» **TASK INPUTS**
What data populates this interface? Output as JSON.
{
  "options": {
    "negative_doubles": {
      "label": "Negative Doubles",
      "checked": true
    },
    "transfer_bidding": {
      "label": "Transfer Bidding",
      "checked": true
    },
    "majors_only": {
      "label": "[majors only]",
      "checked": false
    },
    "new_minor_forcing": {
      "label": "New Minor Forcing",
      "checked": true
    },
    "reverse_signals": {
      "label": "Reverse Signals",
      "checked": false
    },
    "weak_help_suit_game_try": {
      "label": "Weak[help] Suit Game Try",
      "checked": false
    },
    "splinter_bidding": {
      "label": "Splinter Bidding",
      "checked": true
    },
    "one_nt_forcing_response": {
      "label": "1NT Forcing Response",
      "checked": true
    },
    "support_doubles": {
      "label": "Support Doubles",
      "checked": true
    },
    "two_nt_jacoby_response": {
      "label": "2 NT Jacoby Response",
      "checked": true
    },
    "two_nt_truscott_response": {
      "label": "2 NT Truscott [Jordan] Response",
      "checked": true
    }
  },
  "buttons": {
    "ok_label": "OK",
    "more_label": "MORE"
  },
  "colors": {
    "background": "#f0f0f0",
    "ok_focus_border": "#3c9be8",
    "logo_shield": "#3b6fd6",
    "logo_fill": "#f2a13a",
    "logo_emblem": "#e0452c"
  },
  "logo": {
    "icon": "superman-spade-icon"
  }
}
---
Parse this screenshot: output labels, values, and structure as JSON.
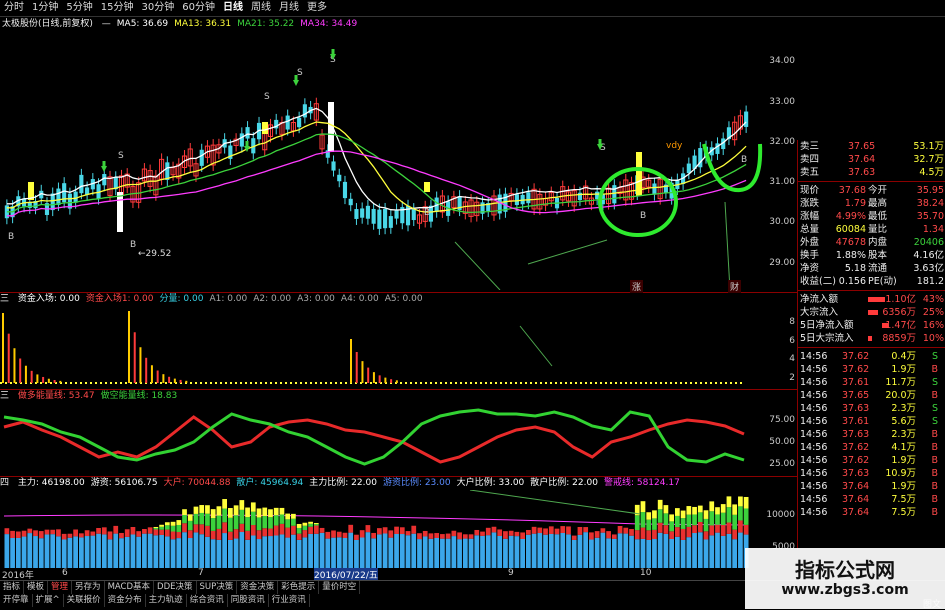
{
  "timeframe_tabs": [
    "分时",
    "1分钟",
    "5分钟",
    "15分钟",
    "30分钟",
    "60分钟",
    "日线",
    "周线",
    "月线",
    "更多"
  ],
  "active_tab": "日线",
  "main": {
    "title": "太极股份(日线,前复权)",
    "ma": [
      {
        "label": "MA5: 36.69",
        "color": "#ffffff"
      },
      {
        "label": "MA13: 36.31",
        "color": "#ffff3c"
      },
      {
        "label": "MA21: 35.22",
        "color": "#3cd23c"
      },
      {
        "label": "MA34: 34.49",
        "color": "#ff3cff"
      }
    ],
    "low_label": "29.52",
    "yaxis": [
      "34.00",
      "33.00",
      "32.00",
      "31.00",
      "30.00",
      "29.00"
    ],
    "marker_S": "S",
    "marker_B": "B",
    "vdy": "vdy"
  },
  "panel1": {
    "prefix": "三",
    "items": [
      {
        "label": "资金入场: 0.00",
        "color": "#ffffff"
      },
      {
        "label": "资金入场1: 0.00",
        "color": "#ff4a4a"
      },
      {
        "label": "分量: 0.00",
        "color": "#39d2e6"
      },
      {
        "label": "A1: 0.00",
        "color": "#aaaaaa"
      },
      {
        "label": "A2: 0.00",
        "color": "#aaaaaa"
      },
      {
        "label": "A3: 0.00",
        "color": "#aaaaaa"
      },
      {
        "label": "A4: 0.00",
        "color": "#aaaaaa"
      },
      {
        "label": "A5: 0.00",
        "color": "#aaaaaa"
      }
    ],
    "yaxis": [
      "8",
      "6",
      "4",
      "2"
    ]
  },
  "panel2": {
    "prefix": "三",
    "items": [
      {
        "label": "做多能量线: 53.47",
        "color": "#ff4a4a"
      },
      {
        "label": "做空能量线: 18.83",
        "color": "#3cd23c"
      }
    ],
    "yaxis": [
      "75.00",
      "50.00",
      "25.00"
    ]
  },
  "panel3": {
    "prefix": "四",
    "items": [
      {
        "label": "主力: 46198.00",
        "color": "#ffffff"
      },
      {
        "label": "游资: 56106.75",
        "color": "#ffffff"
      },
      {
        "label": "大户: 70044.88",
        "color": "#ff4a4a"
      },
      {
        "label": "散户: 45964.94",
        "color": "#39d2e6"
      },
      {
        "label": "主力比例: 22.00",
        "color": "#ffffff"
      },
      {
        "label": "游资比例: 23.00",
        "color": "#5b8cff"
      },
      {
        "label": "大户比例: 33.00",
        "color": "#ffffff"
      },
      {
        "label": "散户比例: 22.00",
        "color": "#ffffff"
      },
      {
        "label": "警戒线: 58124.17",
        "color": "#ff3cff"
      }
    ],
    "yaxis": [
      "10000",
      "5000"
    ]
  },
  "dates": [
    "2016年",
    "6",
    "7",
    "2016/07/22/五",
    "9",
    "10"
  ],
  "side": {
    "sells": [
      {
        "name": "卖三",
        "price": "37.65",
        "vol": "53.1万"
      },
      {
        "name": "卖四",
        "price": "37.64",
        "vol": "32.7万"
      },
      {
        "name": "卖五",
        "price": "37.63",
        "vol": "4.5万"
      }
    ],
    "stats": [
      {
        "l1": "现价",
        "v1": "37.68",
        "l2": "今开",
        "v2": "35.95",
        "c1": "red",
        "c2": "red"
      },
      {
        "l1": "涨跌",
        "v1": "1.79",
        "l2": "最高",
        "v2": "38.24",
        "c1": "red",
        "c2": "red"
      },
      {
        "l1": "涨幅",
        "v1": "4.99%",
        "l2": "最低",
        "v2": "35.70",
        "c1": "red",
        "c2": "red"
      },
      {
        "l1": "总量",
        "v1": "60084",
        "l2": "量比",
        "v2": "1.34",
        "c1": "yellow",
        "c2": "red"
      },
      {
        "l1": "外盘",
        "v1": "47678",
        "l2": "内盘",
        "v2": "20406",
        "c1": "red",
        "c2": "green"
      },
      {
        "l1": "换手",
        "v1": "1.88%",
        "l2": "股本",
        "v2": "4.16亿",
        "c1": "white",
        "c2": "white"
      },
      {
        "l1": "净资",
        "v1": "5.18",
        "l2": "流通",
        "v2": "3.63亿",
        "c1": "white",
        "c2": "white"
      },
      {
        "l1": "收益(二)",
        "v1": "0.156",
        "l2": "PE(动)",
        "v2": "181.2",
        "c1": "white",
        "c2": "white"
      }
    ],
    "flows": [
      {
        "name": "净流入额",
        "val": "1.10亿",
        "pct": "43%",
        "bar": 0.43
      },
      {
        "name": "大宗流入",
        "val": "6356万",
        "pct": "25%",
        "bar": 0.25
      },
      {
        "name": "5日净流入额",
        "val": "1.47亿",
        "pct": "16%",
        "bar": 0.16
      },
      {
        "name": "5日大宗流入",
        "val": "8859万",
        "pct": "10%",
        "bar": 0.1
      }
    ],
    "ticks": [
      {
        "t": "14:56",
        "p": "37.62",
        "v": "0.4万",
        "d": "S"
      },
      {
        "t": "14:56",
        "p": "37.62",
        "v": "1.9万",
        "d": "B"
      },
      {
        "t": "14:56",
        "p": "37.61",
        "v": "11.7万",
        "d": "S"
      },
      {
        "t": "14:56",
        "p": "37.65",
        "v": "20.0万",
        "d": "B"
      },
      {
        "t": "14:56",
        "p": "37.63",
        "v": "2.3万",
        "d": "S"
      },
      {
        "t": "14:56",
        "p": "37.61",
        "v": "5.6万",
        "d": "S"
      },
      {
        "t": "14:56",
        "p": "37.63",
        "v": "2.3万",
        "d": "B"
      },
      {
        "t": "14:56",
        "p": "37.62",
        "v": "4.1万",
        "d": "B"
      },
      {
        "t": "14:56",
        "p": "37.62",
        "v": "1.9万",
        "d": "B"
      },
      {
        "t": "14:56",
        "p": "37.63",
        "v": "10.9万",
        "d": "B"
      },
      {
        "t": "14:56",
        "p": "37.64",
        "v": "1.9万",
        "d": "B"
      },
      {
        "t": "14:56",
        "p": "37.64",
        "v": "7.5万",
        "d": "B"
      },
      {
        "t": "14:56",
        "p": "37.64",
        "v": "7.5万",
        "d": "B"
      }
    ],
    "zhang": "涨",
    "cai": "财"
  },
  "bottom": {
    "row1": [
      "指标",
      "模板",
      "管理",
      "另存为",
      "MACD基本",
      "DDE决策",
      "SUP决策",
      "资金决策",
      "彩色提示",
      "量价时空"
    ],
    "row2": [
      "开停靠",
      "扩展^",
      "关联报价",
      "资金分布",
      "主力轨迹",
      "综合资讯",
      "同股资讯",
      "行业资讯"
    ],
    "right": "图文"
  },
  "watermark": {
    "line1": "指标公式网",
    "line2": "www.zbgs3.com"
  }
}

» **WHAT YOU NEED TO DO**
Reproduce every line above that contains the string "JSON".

» **SOLUTION TO THIS TASK**
What data populates this interface? Output as JSON.
Parse this screenshot: output labels, values, and structure as JSON.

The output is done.